Page and application data records:
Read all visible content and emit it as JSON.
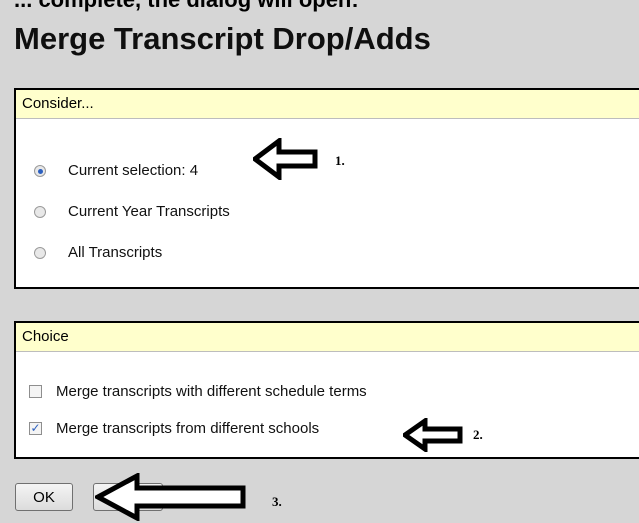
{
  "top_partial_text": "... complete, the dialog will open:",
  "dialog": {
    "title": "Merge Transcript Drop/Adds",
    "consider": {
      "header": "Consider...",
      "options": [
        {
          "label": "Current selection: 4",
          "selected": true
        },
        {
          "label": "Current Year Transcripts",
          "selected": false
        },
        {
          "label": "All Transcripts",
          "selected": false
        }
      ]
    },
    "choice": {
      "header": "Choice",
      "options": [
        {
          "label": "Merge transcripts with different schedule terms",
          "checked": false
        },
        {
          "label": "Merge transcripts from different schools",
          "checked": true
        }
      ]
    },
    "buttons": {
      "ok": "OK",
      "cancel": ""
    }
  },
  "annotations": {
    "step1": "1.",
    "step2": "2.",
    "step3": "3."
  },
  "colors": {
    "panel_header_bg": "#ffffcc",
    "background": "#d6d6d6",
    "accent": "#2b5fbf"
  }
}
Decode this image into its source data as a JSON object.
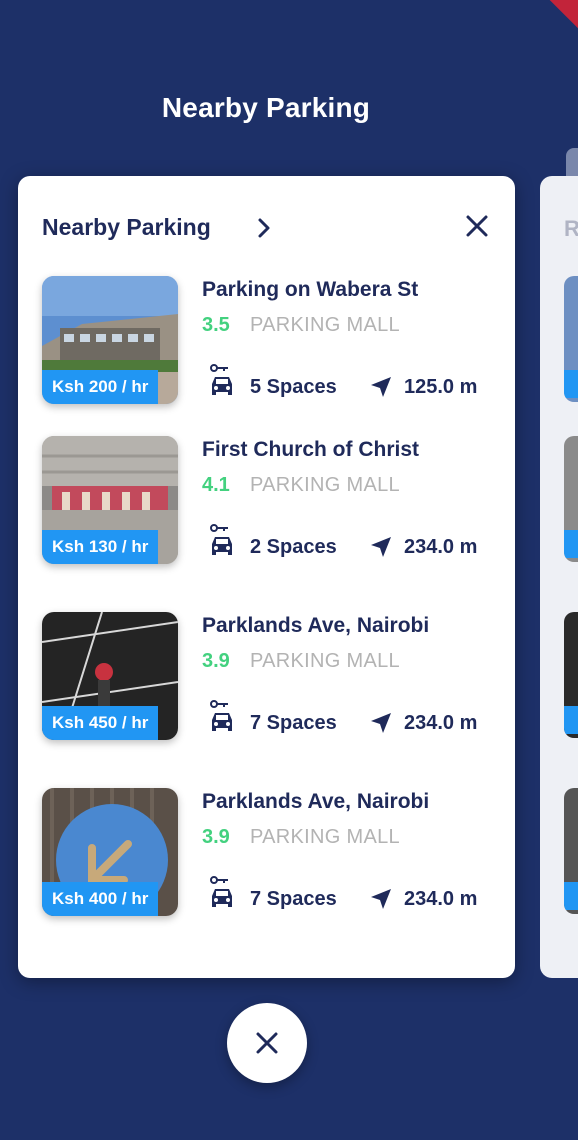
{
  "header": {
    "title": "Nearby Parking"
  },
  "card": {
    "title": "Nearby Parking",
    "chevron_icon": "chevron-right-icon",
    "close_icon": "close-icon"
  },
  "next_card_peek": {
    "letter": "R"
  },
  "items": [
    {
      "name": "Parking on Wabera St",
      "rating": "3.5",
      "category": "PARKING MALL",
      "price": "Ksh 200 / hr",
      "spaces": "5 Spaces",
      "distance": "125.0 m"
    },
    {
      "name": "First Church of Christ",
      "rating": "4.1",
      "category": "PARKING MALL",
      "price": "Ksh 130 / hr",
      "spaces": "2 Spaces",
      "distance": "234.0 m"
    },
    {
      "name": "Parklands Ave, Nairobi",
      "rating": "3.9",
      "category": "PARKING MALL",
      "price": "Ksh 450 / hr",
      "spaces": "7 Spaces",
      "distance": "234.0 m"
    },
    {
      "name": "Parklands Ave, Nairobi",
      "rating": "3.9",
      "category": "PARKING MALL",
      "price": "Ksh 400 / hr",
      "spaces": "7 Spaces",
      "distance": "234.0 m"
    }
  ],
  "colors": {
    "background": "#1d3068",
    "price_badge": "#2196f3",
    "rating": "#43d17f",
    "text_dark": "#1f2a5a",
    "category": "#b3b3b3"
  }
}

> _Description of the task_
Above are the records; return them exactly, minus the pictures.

> _Answer space_
Read all visible content and emit it as JSON.
{
  "top_partial_text": "... complete, the dialog will open:",
  "dialog": {
    "title": "Merge Transcript Drop/Adds",
    "consider": {
      "header": "Consider...",
      "options": [
        {
          "label": "Current selection: 4",
          "selected": true
        },
        {
          "label": "Current Year Transcripts",
          "selected": false
        },
        {
          "label": "All Transcripts",
          "selected": false
        }
      ]
    },
    "choice": {
      "header": "Choice",
      "options": [
        {
          "label": "Merge transcripts with different schedule terms",
          "checked": false
        },
        {
          "label": "Merge transcripts from different schools",
          "checked": true
        }
      ]
    },
    "buttons": {
      "ok": "OK",
      "cancel": ""
    }
  },
  "annotations": {
    "step1": "1.",
    "step2": "2.",
    "step3": "3."
  },
  "colors": {
    "panel_header_bg": "#ffffcc",
    "background": "#d6d6d6",
    "accent": "#2b5fbf"
  }
}
Decode this image into its source data as a JSON object.
{
  "header": {
    "title": "Nearby Parking"
  },
  "card": {
    "title": "Nearby Parking",
    "chevron_icon": "chevron-right-icon",
    "close_icon": "close-icon"
  },
  "next_card_peek": {
    "letter": "R"
  },
  "items": [
    {
      "name": "Parking on Wabera St",
      "rating": "3.5",
      "category": "PARKING MALL",
      "price": "Ksh 200 / hr",
      "spaces": "5 Spaces",
      "distance": "125.0 m"
    },
    {
      "name": "First Church of Christ",
      "rating": "4.1",
      "category": "PARKING MALL",
      "price": "Ksh 130 / hr",
      "spaces": "2 Spaces",
      "distance": "234.0 m"
    },
    {
      "name": "Parklands Ave, Nairobi",
      "rating": "3.9",
      "category": "PARKING MALL",
      "price": "Ksh 450 / hr",
      "spaces": "7 Spaces",
      "distance": "234.0 m"
    },
    {
      "name": "Parklands Ave, Nairobi",
      "rating": "3.9",
      "category": "PARKING MALL",
      "price": "Ksh 400 / hr",
      "spaces": "7 Spaces",
      "distance": "234.0 m"
    }
  ],
  "colors": {
    "background": "#1d3068",
    "price_badge": "#2196f3",
    "rating": "#43d17f",
    "text_dark": "#1f2a5a",
    "category": "#b3b3b3"
  }
}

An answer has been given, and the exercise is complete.